[Excerpts from an interface dataset]
============

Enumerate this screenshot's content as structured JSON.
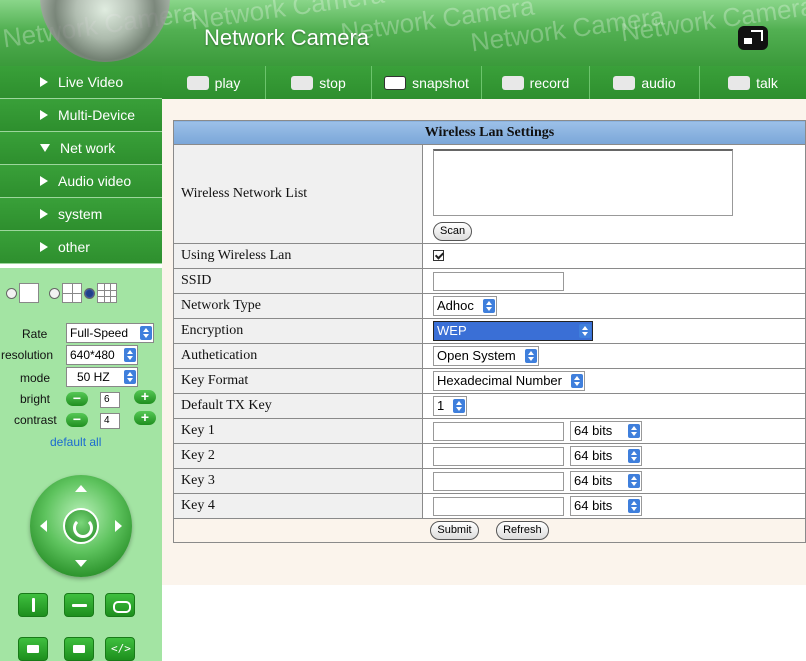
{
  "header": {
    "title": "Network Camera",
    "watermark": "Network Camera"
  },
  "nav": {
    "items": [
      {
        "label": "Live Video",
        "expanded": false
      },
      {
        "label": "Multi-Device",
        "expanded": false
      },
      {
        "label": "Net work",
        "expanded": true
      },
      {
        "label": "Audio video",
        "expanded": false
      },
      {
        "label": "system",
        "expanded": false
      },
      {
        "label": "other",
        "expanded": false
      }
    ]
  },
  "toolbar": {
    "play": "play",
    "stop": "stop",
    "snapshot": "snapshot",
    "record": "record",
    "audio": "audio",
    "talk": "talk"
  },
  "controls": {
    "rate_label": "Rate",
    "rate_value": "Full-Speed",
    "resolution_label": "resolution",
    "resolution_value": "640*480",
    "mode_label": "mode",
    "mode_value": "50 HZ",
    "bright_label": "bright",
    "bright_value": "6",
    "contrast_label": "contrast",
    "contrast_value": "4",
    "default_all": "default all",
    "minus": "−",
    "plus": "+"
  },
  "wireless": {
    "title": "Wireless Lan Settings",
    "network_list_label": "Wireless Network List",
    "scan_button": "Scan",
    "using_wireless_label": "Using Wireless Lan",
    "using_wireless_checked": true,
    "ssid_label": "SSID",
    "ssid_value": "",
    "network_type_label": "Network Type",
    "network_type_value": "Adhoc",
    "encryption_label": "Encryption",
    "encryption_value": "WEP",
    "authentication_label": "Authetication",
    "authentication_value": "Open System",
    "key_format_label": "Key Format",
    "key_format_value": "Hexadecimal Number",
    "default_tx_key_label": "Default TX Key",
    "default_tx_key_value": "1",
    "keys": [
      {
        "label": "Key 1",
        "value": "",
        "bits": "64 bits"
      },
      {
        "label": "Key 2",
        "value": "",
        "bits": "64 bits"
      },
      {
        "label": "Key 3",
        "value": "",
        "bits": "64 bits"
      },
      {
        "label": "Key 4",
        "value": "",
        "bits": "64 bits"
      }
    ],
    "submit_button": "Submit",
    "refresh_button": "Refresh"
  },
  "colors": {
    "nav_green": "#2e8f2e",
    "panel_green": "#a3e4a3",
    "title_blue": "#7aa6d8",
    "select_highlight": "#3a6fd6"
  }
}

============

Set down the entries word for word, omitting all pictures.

■ RESPONSE ■
Enumerate this screenshot's content as structured JSON.
{
  "header": {
    "title": "Network Camera",
    "watermark": "Network Camera"
  },
  "nav": {
    "items": [
      {
        "label": "Live Video",
        "expanded": false
      },
      {
        "label": "Multi-Device",
        "expanded": false
      },
      {
        "label": "Net work",
        "expanded": true
      },
      {
        "label": "Audio video",
        "expanded": false
      },
      {
        "label": "system",
        "expanded": false
      },
      {
        "label": "other",
        "expanded": false
      }
    ]
  },
  "toolbar": {
    "play": "play",
    "stop": "stop",
    "snapshot": "snapshot",
    "record": "record",
    "audio": "audio",
    "talk": "talk"
  },
  "controls": {
    "rate_label": "Rate",
    "rate_value": "Full-Speed",
    "resolution_label": "resolution",
    "resolution_value": "640*480",
    "mode_label": "mode",
    "mode_value": "50 HZ",
    "bright_label": "bright",
    "bright_value": "6",
    "contrast_label": "contrast",
    "contrast_value": "4",
    "default_all": "default all",
    "minus": "−",
    "plus": "+"
  },
  "wireless": {
    "title": "Wireless Lan Settings",
    "network_list_label": "Wireless Network List",
    "scan_button": "Scan",
    "using_wireless_label": "Using Wireless Lan",
    "using_wireless_checked": true,
    "ssid_label": "SSID",
    "ssid_value": "",
    "network_type_label": "Network Type",
    "network_type_value": "Adhoc",
    "encryption_label": "Encryption",
    "encryption_value": "WEP",
    "authentication_label": "Authetication",
    "authentication_value": "Open System",
    "key_format_label": "Key Format",
    "key_format_value": "Hexadecimal Number",
    "default_tx_key_label": "Default TX Key",
    "default_tx_key_value": "1",
    "keys": [
      {
        "label": "Key 1",
        "value": "",
        "bits": "64 bits"
      },
      {
        "label": "Key 2",
        "value": "",
        "bits": "64 bits"
      },
      {
        "label": "Key 3",
        "value": "",
        "bits": "64 bits"
      },
      {
        "label": "Key 4",
        "value": "",
        "bits": "64 bits"
      }
    ],
    "submit_button": "Submit",
    "refresh_button": "Refresh"
  },
  "colors": {
    "nav_green": "#2e8f2e",
    "panel_green": "#a3e4a3",
    "title_blue": "#7aa6d8",
    "select_highlight": "#3a6fd6"
  }
}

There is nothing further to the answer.